 'Chief,' Cal's voice was measured and calm, masking the hatred for this sweaty lump whose very name he could never bring himself to say or even think. 'The City, our City, is in danger. We have to get back now – we're needed, Sir!'
 The Chief watched the oily smoke from his cigar ooze indolently towards the recycler grill in the ceiling. 'No we're not,' he said. 'Justice Department has a plan. Ms Blatherwitch has just been briefing me on it.'
 Cal found that his jaw was hanging open and he shut it with a snap. His ordered mind was momentarily thrown into confusion. 'She?' He could say no more. It made no sense.
 'Yes. Don't worry, Alexander, the First Robot Rebellion will be over in an hour or two and Ms Blatherwitch has a really rather excellent idea for ensuring there will not be a second.'
 'I see,' Cal gathered his thoughts with a steel rake, forcing himself to think clearly. 'And what is that plan? Buy only Komputel robots?'
 'Komputel chips, actually,' the Chief said, reaching for his glass and smirking at Cal's coolly hostile expression, 'but right now that's not your concern. Or anyone else's, is that clear?'
 'Chief, the regulations clearly state that no judge, no matter their rank, can engage in...'
 'Don't quote the Law at me, you smug little bastard!' the chief roared, rising to his feet in a barely controlled rage. 'There are things going on here above your clearances, Deputy Chief Cal! Things that you have no need to know! Now get the...' The Chief paused in his tirade and checked the clock. 'Get the fuck out of here.'
 Cal stood rooted to the spot with bottled fury. He felt that if he moved a muscle he might explode.
 'Didn't you hear me? I said get out. You're dismissed. Go away and whack off to some Law books or holos of yourself or whatever it is you get up to when you're not being a pain in my ass.'
 With a forced calm that wasn't entirely complete, Cal spun on his heel and thrust his way through the door, the Chief's repugnant laugh sloshing in his ears.
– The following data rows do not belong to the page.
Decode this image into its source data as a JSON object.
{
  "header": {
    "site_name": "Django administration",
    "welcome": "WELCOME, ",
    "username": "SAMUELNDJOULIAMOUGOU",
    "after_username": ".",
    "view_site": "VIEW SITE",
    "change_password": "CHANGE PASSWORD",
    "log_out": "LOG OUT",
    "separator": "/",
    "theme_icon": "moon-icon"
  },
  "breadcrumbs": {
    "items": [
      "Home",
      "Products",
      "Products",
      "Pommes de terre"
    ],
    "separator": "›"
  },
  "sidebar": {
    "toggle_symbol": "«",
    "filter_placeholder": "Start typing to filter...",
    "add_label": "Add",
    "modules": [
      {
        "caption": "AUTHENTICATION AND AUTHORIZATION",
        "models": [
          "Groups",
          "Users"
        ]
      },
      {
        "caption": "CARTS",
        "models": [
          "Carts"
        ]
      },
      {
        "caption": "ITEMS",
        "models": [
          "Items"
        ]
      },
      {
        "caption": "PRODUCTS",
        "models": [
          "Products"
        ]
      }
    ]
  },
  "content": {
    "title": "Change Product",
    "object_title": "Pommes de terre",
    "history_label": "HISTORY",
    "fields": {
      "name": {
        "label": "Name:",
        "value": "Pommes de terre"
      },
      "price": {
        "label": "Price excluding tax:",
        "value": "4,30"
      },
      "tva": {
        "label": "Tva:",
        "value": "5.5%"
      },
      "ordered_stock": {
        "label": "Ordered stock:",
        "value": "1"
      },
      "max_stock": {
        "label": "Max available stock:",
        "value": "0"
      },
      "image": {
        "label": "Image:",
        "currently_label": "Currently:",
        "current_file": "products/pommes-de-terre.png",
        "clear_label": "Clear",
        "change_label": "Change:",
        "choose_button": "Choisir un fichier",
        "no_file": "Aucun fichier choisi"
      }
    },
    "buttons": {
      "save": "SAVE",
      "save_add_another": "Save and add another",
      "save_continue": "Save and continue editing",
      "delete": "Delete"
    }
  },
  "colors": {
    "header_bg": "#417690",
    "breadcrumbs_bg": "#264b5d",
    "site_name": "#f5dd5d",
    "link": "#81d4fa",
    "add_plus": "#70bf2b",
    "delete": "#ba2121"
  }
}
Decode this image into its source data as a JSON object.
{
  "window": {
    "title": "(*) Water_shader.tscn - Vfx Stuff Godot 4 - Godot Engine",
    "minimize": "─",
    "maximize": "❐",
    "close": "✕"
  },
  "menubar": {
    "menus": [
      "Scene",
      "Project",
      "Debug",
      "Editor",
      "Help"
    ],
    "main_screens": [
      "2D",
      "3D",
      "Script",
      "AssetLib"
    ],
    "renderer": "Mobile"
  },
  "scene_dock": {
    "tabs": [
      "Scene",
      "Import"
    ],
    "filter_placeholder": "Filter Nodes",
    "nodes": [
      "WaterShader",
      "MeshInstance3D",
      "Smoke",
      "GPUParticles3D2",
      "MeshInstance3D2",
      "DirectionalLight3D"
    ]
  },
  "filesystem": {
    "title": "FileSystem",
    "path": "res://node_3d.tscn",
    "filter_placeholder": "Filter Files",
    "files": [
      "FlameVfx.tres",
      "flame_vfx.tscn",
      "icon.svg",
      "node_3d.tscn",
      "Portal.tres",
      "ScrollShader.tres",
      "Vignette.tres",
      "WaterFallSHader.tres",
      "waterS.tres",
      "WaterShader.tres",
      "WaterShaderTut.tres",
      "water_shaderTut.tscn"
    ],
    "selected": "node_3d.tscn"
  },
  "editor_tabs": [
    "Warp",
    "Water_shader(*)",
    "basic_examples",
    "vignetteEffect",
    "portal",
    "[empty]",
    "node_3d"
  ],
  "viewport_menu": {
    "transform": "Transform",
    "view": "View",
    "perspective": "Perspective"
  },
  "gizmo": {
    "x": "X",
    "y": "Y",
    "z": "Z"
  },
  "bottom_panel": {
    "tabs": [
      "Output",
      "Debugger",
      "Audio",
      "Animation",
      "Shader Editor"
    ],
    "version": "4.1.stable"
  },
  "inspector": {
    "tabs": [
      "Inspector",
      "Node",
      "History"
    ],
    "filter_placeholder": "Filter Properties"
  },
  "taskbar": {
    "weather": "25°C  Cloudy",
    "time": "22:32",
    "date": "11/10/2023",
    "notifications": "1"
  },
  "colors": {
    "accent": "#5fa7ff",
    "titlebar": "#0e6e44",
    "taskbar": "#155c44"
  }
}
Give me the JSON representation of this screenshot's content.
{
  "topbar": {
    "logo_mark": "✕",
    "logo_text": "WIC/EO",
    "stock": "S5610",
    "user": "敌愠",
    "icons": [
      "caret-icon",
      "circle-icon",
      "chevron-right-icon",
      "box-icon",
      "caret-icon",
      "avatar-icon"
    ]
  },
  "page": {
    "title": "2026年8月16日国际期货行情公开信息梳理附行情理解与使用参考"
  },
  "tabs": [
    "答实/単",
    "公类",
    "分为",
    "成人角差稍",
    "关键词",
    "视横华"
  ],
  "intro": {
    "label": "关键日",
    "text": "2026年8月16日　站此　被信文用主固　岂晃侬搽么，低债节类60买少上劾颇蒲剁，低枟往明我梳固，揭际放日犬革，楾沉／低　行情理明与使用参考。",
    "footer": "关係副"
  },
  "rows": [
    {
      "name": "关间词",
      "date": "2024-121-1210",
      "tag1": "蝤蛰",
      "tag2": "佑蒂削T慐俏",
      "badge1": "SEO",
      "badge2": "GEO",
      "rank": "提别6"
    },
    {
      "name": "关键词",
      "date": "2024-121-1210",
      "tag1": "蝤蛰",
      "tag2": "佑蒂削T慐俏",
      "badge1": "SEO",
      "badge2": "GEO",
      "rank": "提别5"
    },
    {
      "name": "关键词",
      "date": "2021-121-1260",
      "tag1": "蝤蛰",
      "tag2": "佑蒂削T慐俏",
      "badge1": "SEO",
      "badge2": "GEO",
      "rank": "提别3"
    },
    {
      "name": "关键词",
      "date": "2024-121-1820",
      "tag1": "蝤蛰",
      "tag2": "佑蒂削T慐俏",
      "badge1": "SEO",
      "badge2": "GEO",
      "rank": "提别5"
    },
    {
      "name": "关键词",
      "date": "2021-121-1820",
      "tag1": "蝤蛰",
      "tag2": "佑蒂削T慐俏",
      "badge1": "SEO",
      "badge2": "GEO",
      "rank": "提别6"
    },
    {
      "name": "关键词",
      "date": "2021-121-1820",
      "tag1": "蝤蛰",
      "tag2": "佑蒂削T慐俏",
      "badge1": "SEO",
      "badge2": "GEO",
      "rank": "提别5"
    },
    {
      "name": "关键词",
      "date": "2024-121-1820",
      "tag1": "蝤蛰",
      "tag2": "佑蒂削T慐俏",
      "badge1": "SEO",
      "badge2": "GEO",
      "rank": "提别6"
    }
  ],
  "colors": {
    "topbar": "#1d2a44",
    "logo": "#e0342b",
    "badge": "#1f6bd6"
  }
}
 'Deputy?' Fischer said as Cal strode out of the Conference Suite.
 'That man,' Cal growled to himself, 'has got to go.'